* Problem details *
Please give every entry again, exactly as it reads.

Web page and app entries:
********************
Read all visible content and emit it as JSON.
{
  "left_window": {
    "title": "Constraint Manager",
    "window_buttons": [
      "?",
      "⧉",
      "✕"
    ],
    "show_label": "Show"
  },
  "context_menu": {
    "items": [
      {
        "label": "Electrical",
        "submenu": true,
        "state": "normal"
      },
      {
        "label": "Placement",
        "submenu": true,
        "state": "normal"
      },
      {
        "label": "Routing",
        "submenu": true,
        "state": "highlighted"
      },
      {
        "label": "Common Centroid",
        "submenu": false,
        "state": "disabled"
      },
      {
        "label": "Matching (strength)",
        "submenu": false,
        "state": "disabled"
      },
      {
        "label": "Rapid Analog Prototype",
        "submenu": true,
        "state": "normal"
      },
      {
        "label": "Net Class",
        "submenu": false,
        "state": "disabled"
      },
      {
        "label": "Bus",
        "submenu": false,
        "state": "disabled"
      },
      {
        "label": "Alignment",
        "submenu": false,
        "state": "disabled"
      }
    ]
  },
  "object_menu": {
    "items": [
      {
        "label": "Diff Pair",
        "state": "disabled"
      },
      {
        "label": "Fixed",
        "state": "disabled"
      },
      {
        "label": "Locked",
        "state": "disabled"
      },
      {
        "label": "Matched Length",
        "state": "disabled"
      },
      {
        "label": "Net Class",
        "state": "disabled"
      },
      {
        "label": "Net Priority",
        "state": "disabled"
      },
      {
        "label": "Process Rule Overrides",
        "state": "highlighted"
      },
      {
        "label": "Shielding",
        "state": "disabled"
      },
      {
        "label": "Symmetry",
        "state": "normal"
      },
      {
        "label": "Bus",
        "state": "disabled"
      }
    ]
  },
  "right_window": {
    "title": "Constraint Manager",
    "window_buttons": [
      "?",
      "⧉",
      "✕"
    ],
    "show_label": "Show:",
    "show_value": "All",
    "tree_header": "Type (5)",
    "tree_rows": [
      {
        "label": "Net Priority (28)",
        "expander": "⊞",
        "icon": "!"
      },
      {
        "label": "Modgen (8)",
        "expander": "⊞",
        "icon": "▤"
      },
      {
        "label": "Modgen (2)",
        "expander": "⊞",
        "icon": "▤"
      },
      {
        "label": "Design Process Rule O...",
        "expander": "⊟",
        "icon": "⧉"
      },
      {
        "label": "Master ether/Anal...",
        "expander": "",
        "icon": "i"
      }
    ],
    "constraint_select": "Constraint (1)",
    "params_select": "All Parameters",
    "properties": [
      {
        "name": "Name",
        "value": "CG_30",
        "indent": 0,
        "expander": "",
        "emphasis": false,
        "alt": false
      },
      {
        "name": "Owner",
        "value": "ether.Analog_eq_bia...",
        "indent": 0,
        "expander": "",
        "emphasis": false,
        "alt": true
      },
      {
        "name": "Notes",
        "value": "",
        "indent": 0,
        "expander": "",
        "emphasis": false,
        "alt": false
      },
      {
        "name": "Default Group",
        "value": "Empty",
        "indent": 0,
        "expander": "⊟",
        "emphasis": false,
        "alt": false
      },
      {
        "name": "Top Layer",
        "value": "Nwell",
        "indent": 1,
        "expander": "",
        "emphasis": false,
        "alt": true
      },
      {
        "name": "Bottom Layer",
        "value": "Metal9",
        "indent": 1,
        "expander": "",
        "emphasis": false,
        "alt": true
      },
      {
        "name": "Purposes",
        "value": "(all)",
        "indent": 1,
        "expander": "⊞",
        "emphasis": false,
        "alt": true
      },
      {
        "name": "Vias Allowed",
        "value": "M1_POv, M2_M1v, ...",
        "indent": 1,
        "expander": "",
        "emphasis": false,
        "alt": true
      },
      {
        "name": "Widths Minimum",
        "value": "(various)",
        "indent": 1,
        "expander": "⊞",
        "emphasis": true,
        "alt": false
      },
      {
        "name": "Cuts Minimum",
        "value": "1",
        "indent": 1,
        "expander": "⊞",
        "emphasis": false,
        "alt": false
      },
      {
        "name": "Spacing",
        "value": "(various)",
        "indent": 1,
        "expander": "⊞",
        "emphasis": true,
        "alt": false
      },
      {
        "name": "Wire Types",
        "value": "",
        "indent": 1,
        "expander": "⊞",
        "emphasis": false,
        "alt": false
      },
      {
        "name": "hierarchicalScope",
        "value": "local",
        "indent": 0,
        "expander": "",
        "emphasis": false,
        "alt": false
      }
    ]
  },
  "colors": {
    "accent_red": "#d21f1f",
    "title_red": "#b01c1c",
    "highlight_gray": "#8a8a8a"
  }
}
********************
* Written answer *
Read all visible content and emit it as JSON.
{
  "left_window": {
    "title": "Constraint Manager",
    "window_buttons": [
      "?",
      "⧉",
      "✕"
    ],
    "show_label": "Show"
  },
  "context_menu": {
    "items": [
      {
        "label": "Electrical",
        "submenu": true,
        "state": "normal"
      },
      {
        "label": "Placement",
        "submenu": true,
        "state": "normal"
      },
      {
        "label": "Routing",
        "submenu": true,
        "state": "highlighted"
      },
      {
        "label": "Common Centroid",
        "submenu": false,
        "state": "disabled"
      },
      {
        "label": "Matching (strength)",
        "submenu": false,
        "state": "disabled"
      },
      {
        "label": "Rapid Analog Prototype",
        "submenu": true,
        "state": "normal"
      },
      {
        "label": "Net Class",
        "submenu": false,
        "state": "disabled"
      },
      {
        "label": "Bus",
        "submenu": false,
        "state": "disabled"
      },
      {
        "label": "Alignment",
        "submenu": false,
        "state": "disabled"
      }
    ]
  },
  "object_menu": {
    "items": [
      {
        "label": "Diff Pair",
        "state": "disabled"
      },
      {
        "label": "Fixed",
        "state": "disabled"
      },
      {
        "label": "Locked",
        "state": "disabled"
      },
      {
        "label": "Matched Length",
        "state": "disabled"
      },
      {
        "label": "Net Class",
        "state": "disabled"
      },
      {
        "label": "Net Priority",
        "state": "disabled"
      },
      {
        "label": "Process Rule Overrides",
        "state": "highlighted"
      },
      {
        "label": "Shielding",
        "state": "disabled"
      },
      {
        "label": "Symmetry",
        "state": "normal"
      },
      {
        "label": "Bus",
        "state": "disabled"
      }
    ]
  },
  "right_window": {
    "title": "Constraint Manager",
    "window_buttons": [
      "?",
      "⧉",
      "✕"
    ],
    "show_label": "Show:",
    "show_value": "All",
    "tree_header": "Type (5)",
    "tree_rows": [
      {
        "label": "Net Priority (28)",
        "expander": "⊞",
        "icon": "!"
      },
      {
        "label": "Modgen (8)",
        "expander": "⊞",
        "icon": "▤"
      },
      {
        "label": "Modgen (2)",
        "expander": "⊞",
        "icon": "▤"
      },
      {
        "label": "Design Process Rule O...",
        "expander": "⊟",
        "icon": "⧉"
      },
      {
        "label": "Master ether/Anal...",
        "expander": "",
        "icon": "i"
      }
    ],
    "constraint_select": "Constraint (1)",
    "params_select": "All Parameters",
    "properties": [
      {
        "name": "Name",
        "value": "CG_30",
        "indent": 0,
        "expander": "",
        "emphasis": false,
        "alt": false
      },
      {
        "name": "Owner",
        "value": "ether.Analog_eq_bia...",
        "indent": 0,
        "expander": "",
        "emphasis": false,
        "alt": true
      },
      {
        "name": "Notes",
        "value": "",
        "indent": 0,
        "expander": "",
        "emphasis": false,
        "alt": false
      },
      {
        "name": "Default Group",
        "value": "Empty",
        "indent": 0,
        "expander": "⊟",
        "emphasis": false,
        "alt": false
      },
      {
        "name": "Top Layer",
        "value": "Nwell",
        "indent": 1,
        "expander": "",
        "emphasis": false,
        "alt": true
      },
      {
        "name": "Bottom Layer",
        "value": "Metal9",
        "indent": 1,
        "expander": "",
        "emphasis": false,
        "alt": true
      },
      {
        "name": "Purposes",
        "value": "(all)",
        "indent": 1,
        "expander": "⊞",
        "emphasis": false,
        "alt": true
      },
      {
        "name": "Vias Allowed",
        "value": "M1_POv, M2_M1v, ...",
        "indent": 1,
        "expander": "",
        "emphasis": false,
        "alt": true
      },
      {
        "name": "Widths Minimum",
        "value": "(various)",
        "indent": 1,
        "expander": "⊞",
        "emphasis": true,
        "alt": false
      },
      {
        "name": "Cuts Minimum",
        "value": "1",
        "indent": 1,
        "expander": "⊞",
        "emphasis": false,
        "alt": false
      },
      {
        "name": "Spacing",
        "value": "(various)",
        "indent": 1,
        "expander": "⊞",
        "emphasis": true,
        "alt": false
      },
      {
        "name": "Wire Types",
        "value": "",
        "indent": 1,
        "expander": "⊞",
        "emphasis": false,
        "alt": false
      },
      {
        "name": "hierarchicalScope",
        "value": "local",
        "indent": 0,
        "expander": "",
        "emphasis": false,
        "alt": false
      }
    ]
  },
  "colors": {
    "accent_red": "#d21f1f",
    "title_red": "#b01c1c",
    "highlight_gray": "#8a8a8a"
  }
}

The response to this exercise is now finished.